Data about app and page elements>

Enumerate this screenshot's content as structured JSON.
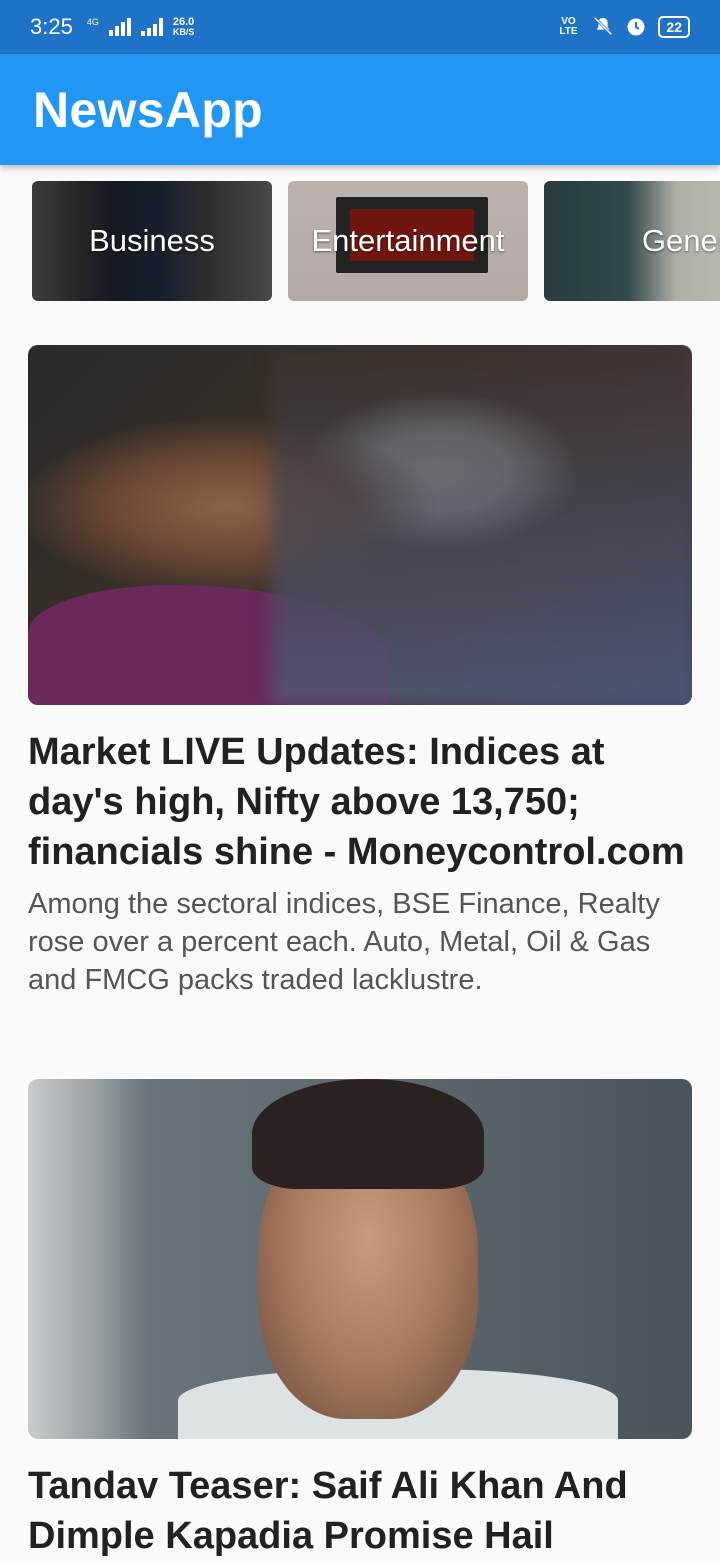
{
  "status_bar": {
    "time": "3:25",
    "network_type": "4G",
    "speed_value": "26.0",
    "speed_unit": "KB/S",
    "volte_label": "VO LTE",
    "battery": "22",
    "icons": [
      "signal-icon",
      "signal-icon",
      "volte-icon",
      "mute-icon",
      "alarm-icon",
      "battery-icon"
    ]
  },
  "app_bar": {
    "title": "NewsApp",
    "color": "#2196f3"
  },
  "categories": [
    {
      "label": "Business"
    },
    {
      "label": "Entertainment"
    },
    {
      "label": "General"
    }
  ],
  "articles": [
    {
      "title": "Market LIVE Updates: Indices at day's high, Nifty above 13,750; financials shine - Moneycontrol.com",
      "description": "Among the sectoral indices, BSE Finance, Realty rose over a percent each. Auto, Metal, Oil & Gas and FMCG packs traded lacklustre."
    },
    {
      "title": "Tandav Teaser: Saif Ali Khan And Dimple Kapadia Promise Hail",
      "description": ""
    }
  ]
}
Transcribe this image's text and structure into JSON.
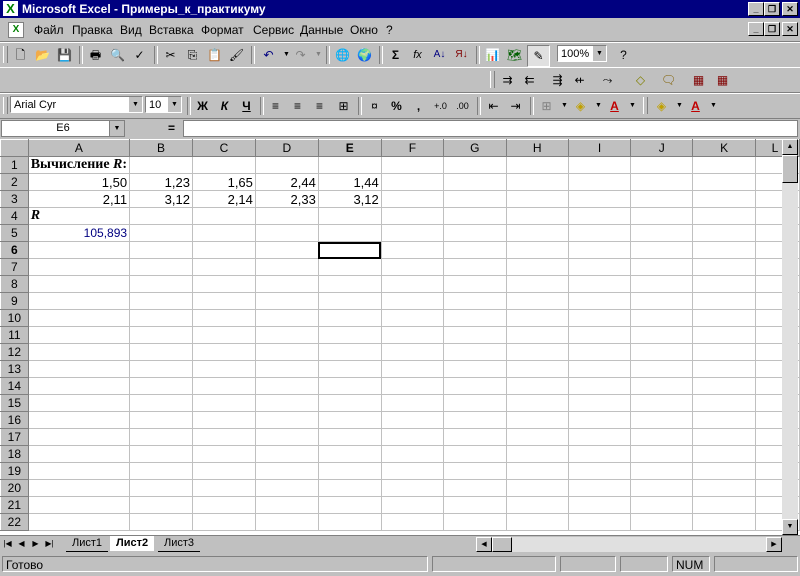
{
  "window": {
    "title": "Microsoft Excel - Примеры_к_практикуму"
  },
  "menu": [
    "Файл",
    "Правка",
    "Вид",
    "Вставка",
    "Формат",
    "Сервис",
    "Данные",
    "Окно",
    "?"
  ],
  "toolbar": {
    "zoom": "100%",
    "font": "Arial Cyr",
    "size": "10",
    "bold": "Ж",
    "italic": "К",
    "underline": "Ч",
    "percent": "%",
    "comma": ","
  },
  "formula_bar": {
    "cell_ref": "E6",
    "equals": "=",
    "content": ""
  },
  "grid": {
    "columns": [
      "A",
      "B",
      "C",
      "D",
      "E",
      "F",
      "G",
      "H",
      "I",
      "J",
      "K",
      "L"
    ],
    "active_column": "E",
    "active_row": 6,
    "rows": [
      {
        "n": "1",
        "cells": [
          "Вычисление R:",
          "",
          "",
          "",
          "",
          "",
          "",
          "",
          "",
          "",
          "",
          ""
        ]
      },
      {
        "n": "2",
        "cells": [
          "1,50",
          "1,23",
          "1,65",
          "2,44",
          "1,44",
          "",
          "",
          "",
          "",
          "",
          "",
          ""
        ]
      },
      {
        "n": "3",
        "cells": [
          "2,11",
          "3,12",
          "2,14",
          "2,33",
          "3,12",
          "",
          "",
          "",
          "",
          "",
          "",
          ""
        ]
      },
      {
        "n": "4",
        "cells": [
          "R",
          "",
          "",
          "",
          "",
          "",
          "",
          "",
          "",
          "",
          "",
          ""
        ]
      },
      {
        "n": "5",
        "cells": [
          "105,893",
          "",
          "",
          "",
          "",
          "",
          "",
          "",
          "",
          "",
          "",
          ""
        ]
      },
      {
        "n": "6",
        "cells": [
          "",
          "",
          "",
          "",
          "",
          "",
          "",
          "",
          "",
          "",
          "",
          ""
        ]
      },
      {
        "n": "7",
        "cells": [
          "",
          "",
          "",
          "",
          "",
          "",
          "",
          "",
          "",
          "",
          "",
          ""
        ]
      },
      {
        "n": "8",
        "cells": [
          "",
          "",
          "",
          "",
          "",
          "",
          "",
          "",
          "",
          "",
          "",
          ""
        ]
      },
      {
        "n": "9",
        "cells": [
          "",
          "",
          "",
          "",
          "",
          "",
          "",
          "",
          "",
          "",
          "",
          ""
        ]
      },
      {
        "n": "10",
        "cells": [
          "",
          "",
          "",
          "",
          "",
          "",
          "",
          "",
          "",
          "",
          "",
          ""
        ]
      },
      {
        "n": "11",
        "cells": [
          "",
          "",
          "",
          "",
          "",
          "",
          "",
          "",
          "",
          "",
          "",
          ""
        ]
      },
      {
        "n": "12",
        "cells": [
          "",
          "",
          "",
          "",
          "",
          "",
          "",
          "",
          "",
          "",
          "",
          ""
        ]
      },
      {
        "n": "13",
        "cells": [
          "",
          "",
          "",
          "",
          "",
          "",
          "",
          "",
          "",
          "",
          "",
          ""
        ]
      },
      {
        "n": "14",
        "cells": [
          "",
          "",
          "",
          "",
          "",
          "",
          "",
          "",
          "",
          "",
          "",
          ""
        ]
      },
      {
        "n": "15",
        "cells": [
          "",
          "",
          "",
          "",
          "",
          "",
          "",
          "",
          "",
          "",
          "",
          ""
        ]
      },
      {
        "n": "16",
        "cells": [
          "",
          "",
          "",
          "",
          "",
          "",
          "",
          "",
          "",
          "",
          "",
          ""
        ]
      },
      {
        "n": "17",
        "cells": [
          "",
          "",
          "",
          "",
          "",
          "",
          "",
          "",
          "",
          "",
          "",
          ""
        ]
      },
      {
        "n": "18",
        "cells": [
          "",
          "",
          "",
          "",
          "",
          "",
          "",
          "",
          "",
          "",
          "",
          ""
        ]
      },
      {
        "n": "19",
        "cells": [
          "",
          "",
          "",
          "",
          "",
          "",
          "",
          "",
          "",
          "",
          "",
          ""
        ]
      },
      {
        "n": "20",
        "cells": [
          "",
          "",
          "",
          "",
          "",
          "",
          "",
          "",
          "",
          "",
          "",
          ""
        ]
      },
      {
        "n": "21",
        "cells": [
          "",
          "",
          "",
          "",
          "",
          "",
          "",
          "",
          "",
          "",
          "",
          ""
        ]
      },
      {
        "n": "22",
        "cells": [
          "",
          "",
          "",
          "",
          "",
          "",
          "",
          "",
          "",
          "",
          "",
          ""
        ]
      }
    ]
  },
  "sheets": [
    {
      "name": "Лист1",
      "active": false
    },
    {
      "name": "Лист2",
      "active": true
    },
    {
      "name": "Лист3",
      "active": false
    }
  ],
  "status": {
    "text": "Готово",
    "num": "NUM"
  }
}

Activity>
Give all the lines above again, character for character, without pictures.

Exercise solution>
Enumerate this screenshot's content as structured JSON.
{
  "status_bar": {
    "time": "3:25",
    "network_type": "4G",
    "speed_value": "26.0",
    "speed_unit": "KB/S",
    "volte_label": "VO LTE",
    "battery": "22",
    "icons": [
      "signal-icon",
      "signal-icon",
      "volte-icon",
      "mute-icon",
      "alarm-icon",
      "battery-icon"
    ]
  },
  "app_bar": {
    "title": "NewsApp",
    "color": "#2196f3"
  },
  "categories": [
    {
      "label": "Business"
    },
    {
      "label": "Entertainment"
    },
    {
      "label": "General"
    }
  ],
  "articles": [
    {
      "title": "Market LIVE Updates: Indices at day's high, Nifty above 13,750; financials shine - Moneycontrol.com",
      "description": "Among the sectoral indices, BSE Finance, Realty rose over a percent each. Auto, Metal, Oil & Gas and FMCG packs traded lacklustre."
    },
    {
      "title": "Tandav Teaser: Saif Ali Khan And Dimple Kapadia Promise Hail",
      "description": ""
    }
  ]
}
Transcribe this image's text and structure into JSON.
{
  "window": {
    "title": "Microsoft Excel - Примеры_к_практикуму"
  },
  "menu": [
    "Файл",
    "Правка",
    "Вид",
    "Вставка",
    "Формат",
    "Сервис",
    "Данные",
    "Окно",
    "?"
  ],
  "toolbar": {
    "zoom": "100%",
    "font": "Arial Cyr",
    "size": "10",
    "bold": "Ж",
    "italic": "К",
    "underline": "Ч",
    "percent": "%",
    "comma": ","
  },
  "formula_bar": {
    "cell_ref": "E6",
    "equals": "=",
    "content": ""
  },
  "grid": {
    "columns": [
      "A",
      "B",
      "C",
      "D",
      "E",
      "F",
      "G",
      "H",
      "I",
      "J",
      "K",
      "L"
    ],
    "active_column": "E",
    "active_row": 6,
    "rows": [
      {
        "n": "1",
        "cells": [
          "Вычисление R:",
          "",
          "",
          "",
          "",
          "",
          "",
          "",
          "",
          "",
          "",
          ""
        ]
      },
      {
        "n": "2",
        "cells": [
          "1,50",
          "1,23",
          "1,65",
          "2,44",
          "1,44",
          "",
          "",
          "",
          "",
          "",
          "",
          ""
        ]
      },
      {
        "n": "3",
        "cells": [
          "2,11",
          "3,12",
          "2,14",
          "2,33",
          "3,12",
          "",
          "",
          "",
          "",
          "",
          "",
          ""
        ]
      },
      {
        "n": "4",
        "cells": [
          "R",
          "",
          "",
          "",
          "",
          "",
          "",
          "",
          "",
          "",
          "",
          ""
        ]
      },
      {
        "n": "5",
        "cells": [
          "105,893",
          "",
          "",
          "",
          "",
          "",
          "",
          "",
          "",
          "",
          "",
          ""
        ]
      },
      {
        "n": "6",
        "cells": [
          "",
          "",
          "",
          "",
          "",
          "",
          "",
          "",
          "",
          "",
          "",
          ""
        ]
      },
      {
        "n": "7",
        "cells": [
          "",
          "",
          "",
          "",
          "",
          "",
          "",
          "",
          "",
          "",
          "",
          ""
        ]
      },
      {
        "n": "8",
        "cells": [
          "",
          "",
          "",
          "",
          "",
          "",
          "",
          "",
          "",
          "",
          "",
          ""
        ]
      },
      {
        "n": "9",
        "cells": [
          "",
          "",
          "",
          "",
          "",
          "",
          "",
          "",
          "",
          "",
          "",
          ""
        ]
      },
      {
        "n": "10",
        "cells": [
          "",
          "",
          "",
          "",
          "",
          "",
          "",
          "",
          "",
          "",
          "",
          ""
        ]
      },
      {
        "n": "11",
        "cells": [
          "",
          "",
          "",
          "",
          "",
          "",
          "",
          "",
          "",
          "",
          "",
          ""
        ]
      },
      {
        "n": "12",
        "cells": [
          "",
          "",
          "",
          "",
          "",
          "",
          "",
          "",
          "",
          "",
          "",
          ""
        ]
      },
      {
        "n": "13",
        "cells": [
          "",
          "",
          "",
          "",
          "",
          "",
          "",
          "",
          "",
          "",
          "",
          ""
        ]
      },
      {
        "n": "14",
        "cells": [
          "",
          "",
          "",
          "",
          "",
          "",
          "",
          "",
          "",
          "",
          "",
          ""
        ]
      },
      {
        "n": "15",
        "cells": [
          "",
          "",
          "",
          "",
          "",
          "",
          "",
          "",
          "",
          "",
          "",
          ""
        ]
      },
      {
        "n": "16",
        "cells": [
          "",
          "",
          "",
          "",
          "",
          "",
          "",
          "",
          "",
          "",
          "",
          ""
        ]
      },
      {
        "n": "17",
        "cells": [
          "",
          "",
          "",
          "",
          "",
          "",
          "",
          "",
          "",
          "",
          "",
          ""
        ]
      },
      {
        "n": "18",
        "cells": [
          "",
          "",
          "",
          "",
          "",
          "",
          "",
          "",
          "",
          "",
          "",
          ""
        ]
      },
      {
        "n": "19",
        "cells": [
          "",
          "",
          "",
          "",
          "",
          "",
          "",
          "",
          "",
          "",
          "",
          ""
        ]
      },
      {
        "n": "20",
        "cells": [
          "",
          "",
          "",
          "",
          "",
          "",
          "",
          "",
          "",
          "",
          "",
          ""
        ]
      },
      {
        "n": "21",
        "cells": [
          "",
          "",
          "",
          "",
          "",
          "",
          "",
          "",
          "",
          "",
          "",
          ""
        ]
      },
      {
        "n": "22",
        "cells": [
          "",
          "",
          "",
          "",
          "",
          "",
          "",
          "",
          "",
          "",
          "",
          ""
        ]
      }
    ]
  },
  "sheets": [
    {
      "name": "Лист1",
      "active": false
    },
    {
      "name": "Лист2",
      "active": true
    },
    {
      "name": "Лист3",
      "active": false
    }
  ],
  "status": {
    "text": "Готово",
    "num": "NUM"
  }
}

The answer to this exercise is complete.